During my masters at the Slade, I made armatures in polystyrene and used paper pulp to make them solid. But then I had a problem with completely covering something so as to not give the underneath an identity. Eventually I realised that I knew how to do metalwork and could use thin material and bend it with my hands. It felt like I’d found drawing again. Now the covering has more purpose because the areas I cover are about going over something to understand it. The exposed parts don’t need to be covered because they function differently: as a line or a hook or a handle.
I’m glad you bought up Caro because his work looks like you could easily pick it up but of course it’s incredibly heavy. Whereas your work looks very heavy though I imagine with those materials it’s not too cumbersome.
Olivia Bax: ‘Roost’ is by far the heaviest piece I’ve made as there’s a lot more steel than normal because I wanted the intricacy in parts.
It’s lighter than you think but it’s stronger than you think. You look at it and assume it will be delicate but it’s really quite robust.
Olivia Bax: This is one of the first times I’ve made a component-based piece which I can’t handle on my own. It’s a new thing for me because I like to be independent.
What about your choice of colour? My associations flip from beachfront and public pools to putty and Blu Tack. They’re very definite and very limited.
Olivia Bax: The pulp I mix means that all the colours I use have the same sort of hue. I use household paint that’s been discarded. That limits my choice and I quite like using colour that’s been mixed wrong.
You can see the variations. The blue of ‘Eyrie’ is a bright turquoise, so it’s readily recognisable. Whereas ‘Roost’ doesn’t feel like a colour you could pinpoint, especially since there’s purple coming through in some areas.
Olivia Bax: When I chose that colour it reminded me of a Farrow & Ball interior colour. I liked the colour being loosely associated with the show being in a domestic space. This is the first time there are three colours because of the floor. You’ll notice I normally only have just one or sometimes two colours. I thought the ‘Roost’ blue was a bit dull so I needed to accompany it with something punchy.
Colourful like Lily’s kitchen.
Lily Brooke: Lily’s mad kitchen!
Olivia Bax: It’s nice how many aspects of my work connect with the book. When we spoke on the phone I wasn’t sure what to suggest, I just knew I read ‘The Third Policeman’ when I was studying and really enjoyed it.
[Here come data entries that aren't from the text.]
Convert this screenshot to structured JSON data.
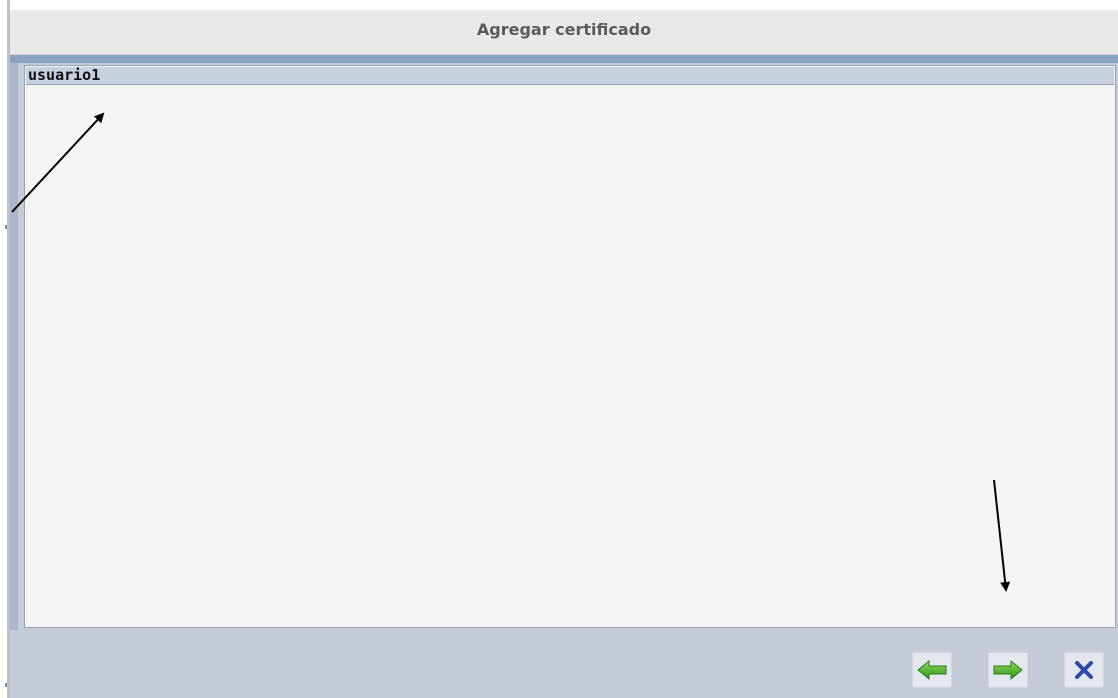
{
  "window": {
    "title": "Agregar certificado"
  },
  "list": {
    "items": [
      {
        "label": "usuario1",
        "selected": true
      }
    ]
  },
  "footer": {
    "buttons": [
      {
        "name": "back-button",
        "icon": "arrow-left-icon"
      },
      {
        "name": "next-button",
        "icon": "arrow-right-icon"
      },
      {
        "name": "close-button",
        "icon": "close-icon"
      }
    ]
  },
  "colors": {
    "title_bar": "#e8e8e8",
    "panel": "#c6ccd7",
    "selection": "#c7d0dd",
    "arrow_green": "#4caf2e",
    "close_blue": "#2d4aa8"
  }
}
It’s pleasing to remember and forget. Like you were saying before about drawing instead of photographing, then you can start drawing in the studio and enmesh different things you’ve seen but you wouldn’t be conscious of purposely bringing those things together. I’ve done something like that looking out a train window by trying to get a quick line or shape of something that’s not of the natural landscape. You do enough of those and the collective starts to form its own language or image. It becomes something else where you couldn’t track the source of each of those lines.
Olivia Bax: Yes, I enjoy drawing when I’m not in the studio and I’m sure it feeds into different sculptures. At the time I was making this work I’d become preoccupied with balconies. They’re an interesting idea of extending space that’s neither inside or outside. One of the teaser images I put out for the show was a digital drawing of a bamboo structure at the side of somebody’s house in Hong Kong. The idea of hooking extra space onto architecture is brilliant. It belongs and it doesn’t at the same time.